++++ GIVEN DATA
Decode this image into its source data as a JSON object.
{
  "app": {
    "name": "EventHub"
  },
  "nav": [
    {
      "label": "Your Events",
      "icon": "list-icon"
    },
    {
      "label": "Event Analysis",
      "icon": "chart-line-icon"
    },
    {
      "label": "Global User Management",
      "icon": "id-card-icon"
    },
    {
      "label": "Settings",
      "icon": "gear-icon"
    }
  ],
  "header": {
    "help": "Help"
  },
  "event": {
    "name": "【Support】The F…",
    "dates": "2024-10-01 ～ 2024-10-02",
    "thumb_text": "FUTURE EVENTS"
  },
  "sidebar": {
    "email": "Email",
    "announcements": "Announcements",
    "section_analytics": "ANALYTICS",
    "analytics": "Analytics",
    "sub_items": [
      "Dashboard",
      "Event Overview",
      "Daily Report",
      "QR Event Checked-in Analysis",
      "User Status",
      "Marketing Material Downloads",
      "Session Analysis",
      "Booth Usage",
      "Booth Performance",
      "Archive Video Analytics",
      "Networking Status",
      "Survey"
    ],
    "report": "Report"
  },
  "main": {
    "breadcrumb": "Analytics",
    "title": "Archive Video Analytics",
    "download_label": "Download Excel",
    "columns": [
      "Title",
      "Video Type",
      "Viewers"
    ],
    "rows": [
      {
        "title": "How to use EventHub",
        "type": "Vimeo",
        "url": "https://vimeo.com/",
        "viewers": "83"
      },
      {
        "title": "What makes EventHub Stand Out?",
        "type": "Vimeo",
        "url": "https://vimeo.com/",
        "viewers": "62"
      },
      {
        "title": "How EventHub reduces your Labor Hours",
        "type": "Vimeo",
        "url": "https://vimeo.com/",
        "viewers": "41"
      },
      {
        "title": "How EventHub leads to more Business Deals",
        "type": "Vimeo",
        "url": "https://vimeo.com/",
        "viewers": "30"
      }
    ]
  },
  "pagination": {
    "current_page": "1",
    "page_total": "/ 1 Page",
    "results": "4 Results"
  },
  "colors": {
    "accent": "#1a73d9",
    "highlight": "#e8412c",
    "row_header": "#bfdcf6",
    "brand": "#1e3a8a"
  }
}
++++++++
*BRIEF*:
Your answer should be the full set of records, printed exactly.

*OUTPUT OF THE TASK*:
Decode this image into its source data as a JSON object.
{
  "app": {
    "name": "EventHub"
  },
  "nav": [
    {
      "label": "Your Events",
      "icon": "list-icon"
    },
    {
      "label": "Event Analysis",
      "icon": "chart-line-icon"
    },
    {
      "label": "Global User Management",
      "icon": "id-card-icon"
    },
    {
      "label": "Settings",
      "icon": "gear-icon"
    }
  ],
  "header": {
    "help": "Help"
  },
  "event": {
    "name": "【Support】The F…",
    "dates": "2024-10-01 ～ 2024-10-02",
    "thumb_text": "FUTURE EVENTS"
  },
  "sidebar": {
    "email": "Email",
    "announcements": "Announcements",
    "section_analytics": "ANALYTICS",
    "analytics": "Analytics",
    "sub_items": [
      "Dashboard",
      "Event Overview",
      "Daily Report",
      "QR Event Checked-in Analysis",
      "User Status",
      "Marketing Material Downloads",
      "Session Analysis",
      "Booth Usage",
      "Booth Performance",
      "Archive Video Analytics",
      "Networking Status",
      "Survey"
    ],
    "report": "Report"
  },
  "main": {
    "breadcrumb": "Analytics",
    "title": "Archive Video Analytics",
    "download_label": "Download Excel",
    "columns": [
      "Title",
      "Video Type",
      "Viewers"
    ],
    "rows": [
      {
        "title": "How to use EventHub",
        "type": "Vimeo",
        "url": "https://vimeo.com/",
        "viewers": "83"
      },
      {
        "title": "What makes EventHub Stand Out?",
        "type": "Vimeo",
        "url": "https://vimeo.com/",
        "viewers": "62"
      },
      {
        "title": "How EventHub reduces your Labor Hours",
        "type": "Vimeo",
        "url": "https://vimeo.com/",
        "viewers": "41"
      },
      {
        "title": "How EventHub leads to more Business Deals",
        "type": "Vimeo",
        "url": "https://vimeo.com/",
        "viewers": "30"
      }
    ]
  },
  "pagination": {
    "current_page": "1",
    "page_total": "/ 1 Page",
    "results": "4 Results"
  },
  "colors": {
    "accent": "#1a73d9",
    "highlight": "#e8412c",
    "row_header": "#bfdcf6",
    "brand": "#1e3a8a"
  }
}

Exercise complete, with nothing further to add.